## WHAT YOU WILL DO
Copy out each line of the data below in which "Total" appears.

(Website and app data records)
↓↓↓

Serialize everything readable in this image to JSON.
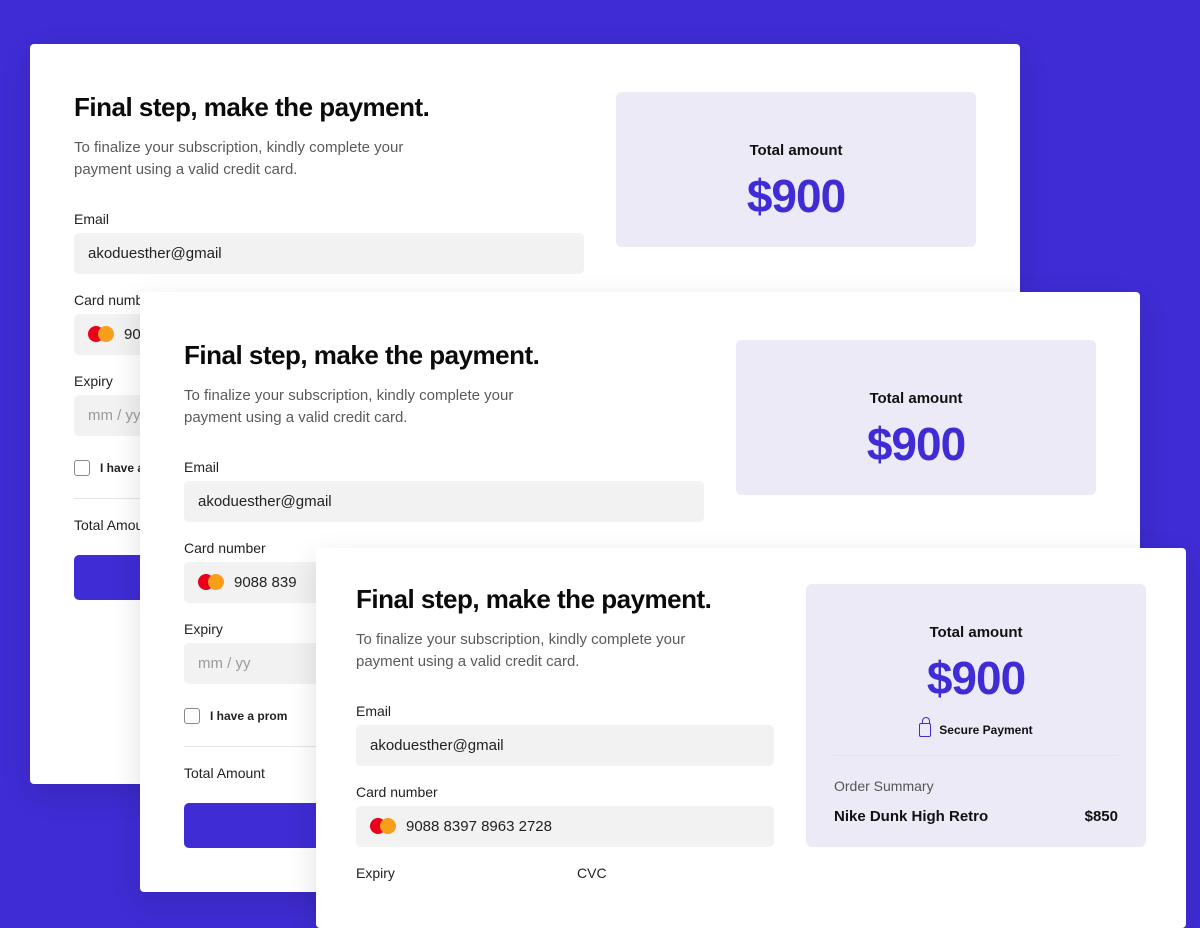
{
  "accent": "#3f2cd4",
  "heading": "Final step, make the payment.",
  "subtext": "To finalize your subscription, kindly complete your payment using a valid credit card.",
  "email_label": "Email",
  "email_value": "akoduesther@gmail",
  "card_label": "Card number",
  "card_value_short": "9088",
  "card_value_mid": "9088 839",
  "card_value_full": "9088 8397 8963 2728",
  "expiry_label": "Expiry",
  "expiry_placeholder": "mm / yy",
  "cvc_label": "CVC",
  "promo_label_short": "I have a p",
  "promo_label_mid": "I have a prom",
  "total_label_short": "Total Amou",
  "total_label": "Total Amount",
  "amount_card": {
    "label": "Total amount",
    "value": "$900",
    "secure": "Secure Payment"
  },
  "order_summary_label": "Order Summary",
  "order_summary": {
    "name": "Nike Dunk High Retro",
    "price": "$850"
  }
}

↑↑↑

## WRITTEN REPLY
  "total_label_short": "Total Amou",
  "total_label": "Total Amount",
    "label": "Total amount",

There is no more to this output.